The Bretons

The Bretons were originally from the ancient province of Brittany which lies in the northwestern peninsula of France. Formerly known as Armorica, a possession of the Roman Empire, this land consists of a plateau with a deeply indented coastline, and is broken by hills in the west. However, the region was renamed Britannia Minor by the Romans, following the emigration of six thousand Britons across the English Channel, an event which took place at the behest of the Roman commander in Britain.

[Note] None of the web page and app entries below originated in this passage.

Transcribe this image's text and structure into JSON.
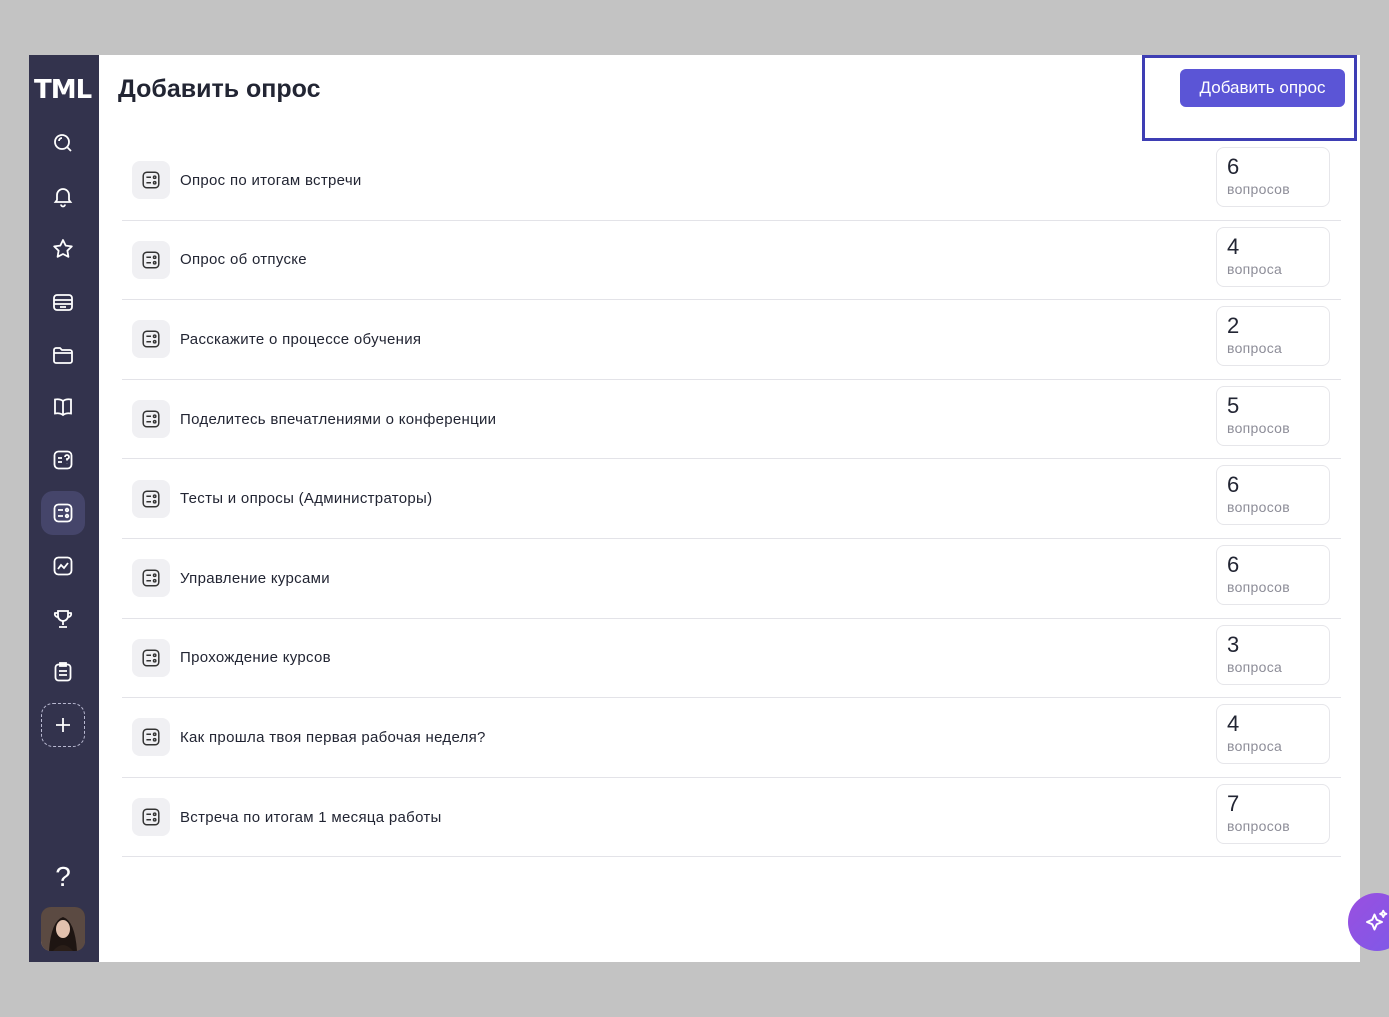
{
  "brand": {
    "logo_text": "TML"
  },
  "header": {
    "title": "Добавить опрос",
    "add_button_label": "Добавить опрос"
  },
  "sidebar": {
    "items": [
      {
        "icon": "search-icon"
      },
      {
        "icon": "bell-icon"
      },
      {
        "icon": "star-icon"
      },
      {
        "icon": "archive-icon"
      },
      {
        "icon": "folder-icon"
      },
      {
        "icon": "book-icon"
      },
      {
        "icon": "quiz-icon"
      },
      {
        "icon": "survey-icon",
        "active": true
      },
      {
        "icon": "chart-icon"
      },
      {
        "icon": "trophy-icon"
      },
      {
        "icon": "clipboard-icon"
      },
      {
        "icon": "plus-icon"
      }
    ],
    "help_label": "?"
  },
  "surveys": [
    {
      "title": "Опрос по итогам встречи",
      "count": "6",
      "unit": "вопросов"
    },
    {
      "title": "Опрос об отпуске",
      "count": "4",
      "unit": "вопроса"
    },
    {
      "title": "Расскажите о процессе обучения",
      "count": "2",
      "unit": "вопроса"
    },
    {
      "title": "Поделитесь впечатлениями о конференции",
      "count": "5",
      "unit": "вопросов"
    },
    {
      "title": "Тесты и опросы (Администраторы)",
      "count": "6",
      "unit": "вопросов"
    },
    {
      "title": "Управление курсами",
      "count": "6",
      "unit": "вопросов"
    },
    {
      "title": "Прохождение курсов",
      "count": "3",
      "unit": "вопроса"
    },
    {
      "title": "Как прошла твоя первая рабочая неделя?",
      "count": "4",
      "unit": "вопроса"
    },
    {
      "title": "Встреча по итогам 1 месяца работы",
      "count": "7",
      "unit": "вопросов"
    }
  ],
  "colors": {
    "sidebar_bg": "#33334d",
    "accent": "#5b55d6",
    "highlight": "#3e3eb4"
  }
}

Originally of Celtic stock, the Bretons were mainly composed of three tribes from Cornwall and south Wales who were known as the Veniti, the Curiovolitae, and the Asismii. Their leader, Prince Cowan of Powys was married to the sister of St. Patrick and was considered to have been the most ancient Christian king in Europe. Following the fall of the Roman Empire, and subsequent invasion of Britain by the Angles and the Saxons during the 5th and 6th centuries, many more Britons fled their ancient home. Many settled in the continental region of Brittany, where the race that came to be known as the Bretons flourished.

The Celtic traditions of the Bretons, particularly the Brythonic language, which is still spoken in the west of Brittany, sharply contrasted them with the many other diverse peoples who helped to found modern France. This is particularly true of their neighbors in the adjacent region of Normandy, who were the descendants of Viking raiders. Nevertheless, the Bretons played a significant role in the Norman Conquest of England in 1066. Led by Earl Alan of Richmond, the Bretons constituted one-third of the Norman forces at the Battle of Hastings.

Many of these Breton knights were granted considerable land-holdings by William the Conqueror in return for their services. The Domesday Book survey of 1086, shows them dispersed widely throughout England, with a significant number settled in the region known as East Anglia. A very large number of Breton surnames ultimately find their origin with these Breton knights. However, it is indisputable that a genuine migration from Brittany to England also took place. Bretons came to hold important positions in the Norman nobility of England, and the dukes of Brittany forged alliances through arranged marriages with the kings of Scotland.

Over the course of the next few centuries, England came into increasing conflict with France, culminating in the outbreak of the Hundred Years War in 1337. Brittany, like many other French regions, changed hands frequently over the course of the century-long conflict. Brittany was united to the French crown through the marriage of Anne of Brittany and King Charles VIII in 1491, and was finally annexed in 1532, although a separatist movement thrives in that area to this day.


  1. ^ Swyrich, Archive materials